Pirates of Pompeii and Assassins of Rome by Caroline Lawrence *** A series of mysteries set in Ancient Rome and its surrounding area. Very popular with the children and are full of background information about the Romans. They do require the suspension of belief as the children seem to escape from incredible danger on a regular basis.

Escape from Rome by Caroline Lawrence**** The first in a new series from Caroline Lawrence. Some children flee to Britannia in search of their uncle. Will they survive in the dangerous Britannia? This has the same issues of improbability as the other series but the character development is better which makes the story more compelling. The next in the series is due out in October and is on pre-order!

The book on the window sill and other stories-Damaris*** Stories of how people, often children came to know and love the Lord. Some of the stories are beautiful but they are all rather old. Some of the characters to whom the author refers as well known figures are unknown today. 

Feel free to ask questions about these books if you want more informaton. Which books would you recommend?

If you enjoyed this post you may like to follow Delivering Grace by Google Friend Connect, G+,FacebookPinterest or e-mail.

Wednesday, 7 September 2016

September Inspiration

September is a working month! We are back to home education as usual although with one less now that Middle Son has gone to the sixth form. It always takes a while to settle back and fine tune.
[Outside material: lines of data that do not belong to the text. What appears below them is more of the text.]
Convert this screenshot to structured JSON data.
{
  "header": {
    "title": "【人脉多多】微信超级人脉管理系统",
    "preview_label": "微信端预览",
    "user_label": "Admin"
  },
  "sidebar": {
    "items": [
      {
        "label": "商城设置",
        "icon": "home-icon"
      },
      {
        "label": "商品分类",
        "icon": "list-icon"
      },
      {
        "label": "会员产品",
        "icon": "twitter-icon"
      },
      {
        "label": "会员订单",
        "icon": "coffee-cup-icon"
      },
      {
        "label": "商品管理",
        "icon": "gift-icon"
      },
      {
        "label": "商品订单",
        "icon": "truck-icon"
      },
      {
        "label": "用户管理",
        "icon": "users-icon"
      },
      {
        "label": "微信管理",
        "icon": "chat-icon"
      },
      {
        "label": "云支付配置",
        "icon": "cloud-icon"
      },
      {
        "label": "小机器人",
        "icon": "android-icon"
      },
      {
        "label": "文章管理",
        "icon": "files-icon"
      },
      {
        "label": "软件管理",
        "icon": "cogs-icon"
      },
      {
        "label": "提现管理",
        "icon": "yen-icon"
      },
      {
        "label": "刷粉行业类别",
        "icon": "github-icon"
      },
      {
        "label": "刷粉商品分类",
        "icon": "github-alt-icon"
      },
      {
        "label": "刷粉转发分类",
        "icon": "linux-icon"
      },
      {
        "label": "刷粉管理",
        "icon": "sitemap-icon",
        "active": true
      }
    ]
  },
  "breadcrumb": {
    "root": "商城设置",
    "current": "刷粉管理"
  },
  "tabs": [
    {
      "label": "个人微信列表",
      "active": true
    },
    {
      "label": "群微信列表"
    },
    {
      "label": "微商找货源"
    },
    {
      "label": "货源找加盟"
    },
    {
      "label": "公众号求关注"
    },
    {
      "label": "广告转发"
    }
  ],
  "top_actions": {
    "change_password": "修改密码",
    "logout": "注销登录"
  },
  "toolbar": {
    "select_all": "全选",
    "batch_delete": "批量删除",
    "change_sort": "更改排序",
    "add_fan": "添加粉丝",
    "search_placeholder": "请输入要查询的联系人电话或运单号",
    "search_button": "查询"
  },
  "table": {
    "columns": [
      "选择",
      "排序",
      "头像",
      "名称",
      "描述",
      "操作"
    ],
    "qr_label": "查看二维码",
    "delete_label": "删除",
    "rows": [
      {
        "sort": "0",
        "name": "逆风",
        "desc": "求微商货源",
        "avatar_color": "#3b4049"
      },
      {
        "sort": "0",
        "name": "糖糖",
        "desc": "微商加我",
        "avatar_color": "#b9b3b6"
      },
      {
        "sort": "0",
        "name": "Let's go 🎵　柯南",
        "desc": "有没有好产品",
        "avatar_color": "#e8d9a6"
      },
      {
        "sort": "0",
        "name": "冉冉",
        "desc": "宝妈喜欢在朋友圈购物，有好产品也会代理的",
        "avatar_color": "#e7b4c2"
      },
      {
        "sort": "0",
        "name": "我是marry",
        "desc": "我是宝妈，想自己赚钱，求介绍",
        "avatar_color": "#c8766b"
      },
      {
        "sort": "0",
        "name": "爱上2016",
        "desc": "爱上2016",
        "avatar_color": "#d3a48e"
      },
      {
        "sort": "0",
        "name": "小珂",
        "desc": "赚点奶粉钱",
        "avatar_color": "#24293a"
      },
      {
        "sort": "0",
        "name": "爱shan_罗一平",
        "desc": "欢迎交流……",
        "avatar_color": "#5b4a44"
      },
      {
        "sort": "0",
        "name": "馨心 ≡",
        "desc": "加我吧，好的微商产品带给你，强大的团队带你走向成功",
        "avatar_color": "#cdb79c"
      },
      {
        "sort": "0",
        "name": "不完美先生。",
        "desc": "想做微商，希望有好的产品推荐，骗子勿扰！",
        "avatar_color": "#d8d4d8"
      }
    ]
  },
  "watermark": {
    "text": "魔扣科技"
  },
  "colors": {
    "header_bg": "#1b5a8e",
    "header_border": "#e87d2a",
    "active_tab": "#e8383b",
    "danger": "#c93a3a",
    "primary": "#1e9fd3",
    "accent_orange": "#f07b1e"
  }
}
We are in the fine tuning process now: trying to fit in time for daily exercise, working out the best way of learning vocabulary and so on. It is also the time of year when it is most possible to loose the wood for the trees: to forget our reasons for following this less trodden path and get too involved in the nitty gritty of teaching maths and English.



Se7en has some words of wisdom to home educating mothers. Who hasn't tried to squeeze in more?

I have a child who loves to build so thought that this post with 100 invitations to build had his name on it.

Marianne Sunderland has produced another useful post, this time about teaching children with dysgraphia.

Who hasn't had a distracted child? Ben and Me has a post about just this topic.

Lisa, at an Ordinary Life, has a post about a Lego model of soil. The link to an older post about investigating soil is also worth following.


If you enjoyed this post you may like to follow Delivering Grace by Google Friend Connect, G+,FacebookPinterest or e-mail.